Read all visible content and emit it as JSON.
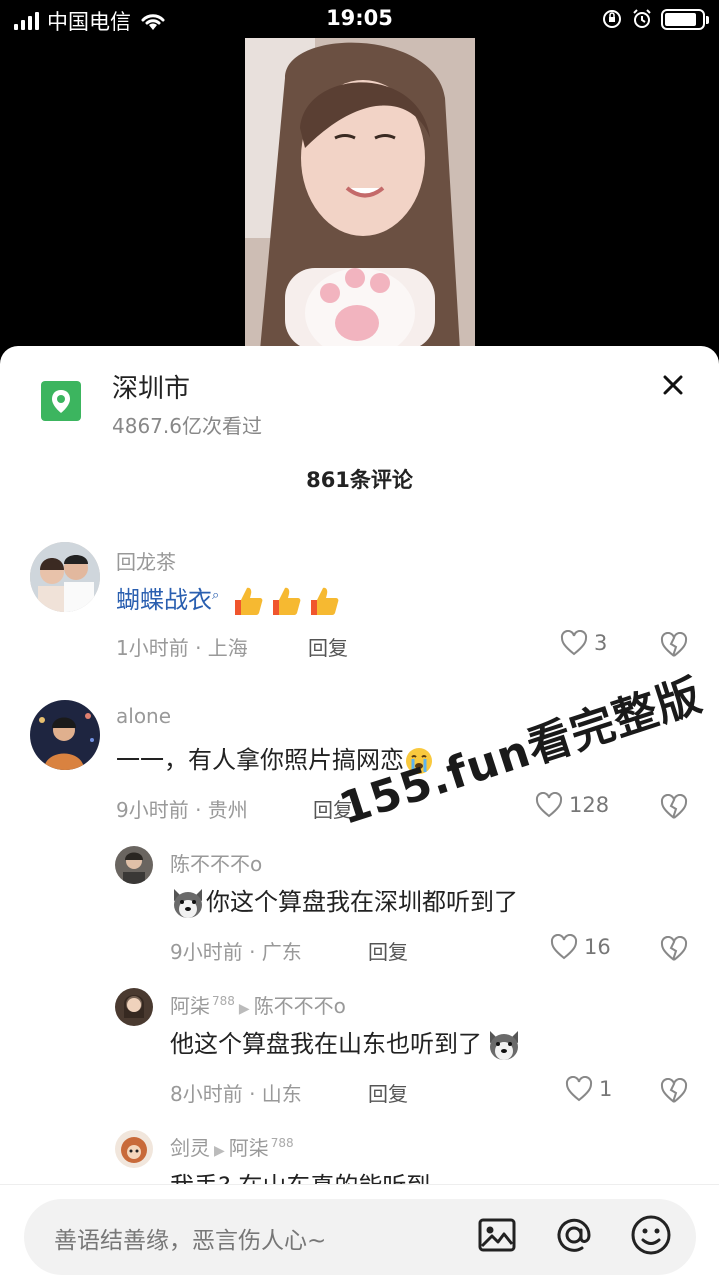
{
  "status_bar": {
    "carrier": "中国电信",
    "time": "19:05",
    "battery_level": 0.85
  },
  "sheet": {
    "location_title": "深圳市",
    "location_views": "4867.6亿次看过",
    "comment_count": "861条评论"
  },
  "comments": [
    {
      "user": "回龙茶",
      "text": "蝴蝶战衣",
      "search_mark": "🔍",
      "emoji": [
        "👍",
        "👍",
        "👍"
      ],
      "time_loc": "1小时前 · 上海",
      "reply_label": "回复",
      "likes": "3"
    },
    {
      "user": "alone",
      "text": "一一，有人拿你照片搞网恋",
      "time_loc": "9小时前 · 贵州",
      "reply_label": "回复",
      "likes": "128"
    },
    {
      "user": "陈不不不o",
      "text": "你这个算盘我在深圳都听到了",
      "time_loc": "9小时前 · 广东",
      "reply_label": "回复",
      "likes": "16"
    },
    {
      "user": "阿柒",
      "user_tag": "788",
      "reply_to": "陈不不不o",
      "text": "他这个算盘我在山东也听到了",
      "time_loc": "8小时前 · 山东",
      "reply_label": "回复",
      "likes": "1"
    },
    {
      "user": "剑灵",
      "reply_to": "阿柒",
      "reply_to_tag": "788",
      "text": "我丢?  在山东真的能听到"
    }
  ],
  "watermark": "155.fun看完整版",
  "input": {
    "placeholder": "善语结善缘，恶言伤人心~"
  },
  "colors": {
    "location_icon": "#3cb55f",
    "link_text": "#2a5fb0"
  }
}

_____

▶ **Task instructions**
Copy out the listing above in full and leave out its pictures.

▶ **Expected answer**
Read all visible content and emit it as JSON.
{
  "status_bar": {
    "carrier": "中国电信",
    "time": "19:05",
    "battery_level": 0.85
  },
  "sheet": {
    "location_title": "深圳市",
    "location_views": "4867.6亿次看过",
    "comment_count": "861条评论"
  },
  "comments": [
    {
      "user": "回龙茶",
      "text": "蝴蝶战衣",
      "search_mark": "🔍",
      "emoji": [
        "👍",
        "👍",
        "👍"
      ],
      "time_loc": "1小时前 · 上海",
      "reply_label": "回复",
      "likes": "3"
    },
    {
      "user": "alone",
      "text": "一一，有人拿你照片搞网恋",
      "time_loc": "9小时前 · 贵州",
      "reply_label": "回复",
      "likes": "128"
    },
    {
      "user": "陈不不不o",
      "text": "你这个算盘我在深圳都听到了",
      "time_loc": "9小时前 · 广东",
      "reply_label": "回复",
      "likes": "16"
    },
    {
      "user": "阿柒",
      "user_tag": "788",
      "reply_to": "陈不不不o",
      "text": "他这个算盘我在山东也听到了",
      "time_loc": "8小时前 · 山东",
      "reply_label": "回复",
      "likes": "1"
    },
    {
      "user": "剑灵",
      "reply_to": "阿柒",
      "reply_to_tag": "788",
      "text": "我丢?  在山东真的能听到"
    }
  ],
  "watermark": "155.fun看完整版",
  "input": {
    "placeholder": "善语结善缘，恶言伤人心~"
  },
  "colors": {
    "location_icon": "#3cb55f",
    "link_text": "#2a5fb0"
  }
}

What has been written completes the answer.